:: INFORMATION

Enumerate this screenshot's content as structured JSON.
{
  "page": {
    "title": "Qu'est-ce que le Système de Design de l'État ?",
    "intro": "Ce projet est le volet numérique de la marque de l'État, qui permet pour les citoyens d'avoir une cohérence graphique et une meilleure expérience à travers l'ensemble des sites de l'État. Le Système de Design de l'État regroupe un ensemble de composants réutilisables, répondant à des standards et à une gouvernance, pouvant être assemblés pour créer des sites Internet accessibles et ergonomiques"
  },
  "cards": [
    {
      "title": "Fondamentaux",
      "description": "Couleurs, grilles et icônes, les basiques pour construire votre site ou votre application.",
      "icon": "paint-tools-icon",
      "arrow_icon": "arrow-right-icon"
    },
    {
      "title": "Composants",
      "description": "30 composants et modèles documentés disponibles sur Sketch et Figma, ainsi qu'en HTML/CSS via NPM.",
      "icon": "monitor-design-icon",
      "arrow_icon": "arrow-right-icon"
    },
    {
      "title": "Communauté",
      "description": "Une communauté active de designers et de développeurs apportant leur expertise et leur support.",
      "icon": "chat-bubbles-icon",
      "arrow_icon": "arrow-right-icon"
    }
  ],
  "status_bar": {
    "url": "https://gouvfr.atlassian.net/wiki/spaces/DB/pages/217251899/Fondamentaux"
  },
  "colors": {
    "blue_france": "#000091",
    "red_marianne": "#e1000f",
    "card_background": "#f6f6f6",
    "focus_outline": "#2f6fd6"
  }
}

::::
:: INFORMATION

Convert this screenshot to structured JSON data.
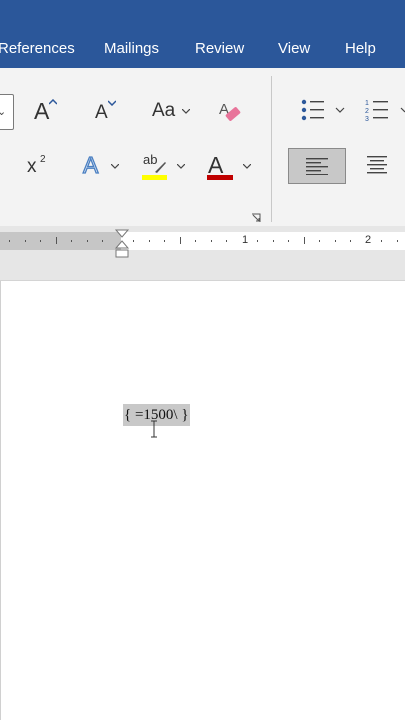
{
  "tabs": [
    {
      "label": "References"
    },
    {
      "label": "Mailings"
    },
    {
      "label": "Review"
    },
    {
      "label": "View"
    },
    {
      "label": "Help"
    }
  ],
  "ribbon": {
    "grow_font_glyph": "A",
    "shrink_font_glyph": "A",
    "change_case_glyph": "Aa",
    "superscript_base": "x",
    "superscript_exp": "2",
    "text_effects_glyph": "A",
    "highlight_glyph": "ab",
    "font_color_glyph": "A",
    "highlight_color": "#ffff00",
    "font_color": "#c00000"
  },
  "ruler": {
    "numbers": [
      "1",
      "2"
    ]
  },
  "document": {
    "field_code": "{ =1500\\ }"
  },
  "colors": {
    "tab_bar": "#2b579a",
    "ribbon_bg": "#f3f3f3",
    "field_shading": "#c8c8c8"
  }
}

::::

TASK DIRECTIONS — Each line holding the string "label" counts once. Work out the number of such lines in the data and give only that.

RESULT OF THIS EXERCISE — 5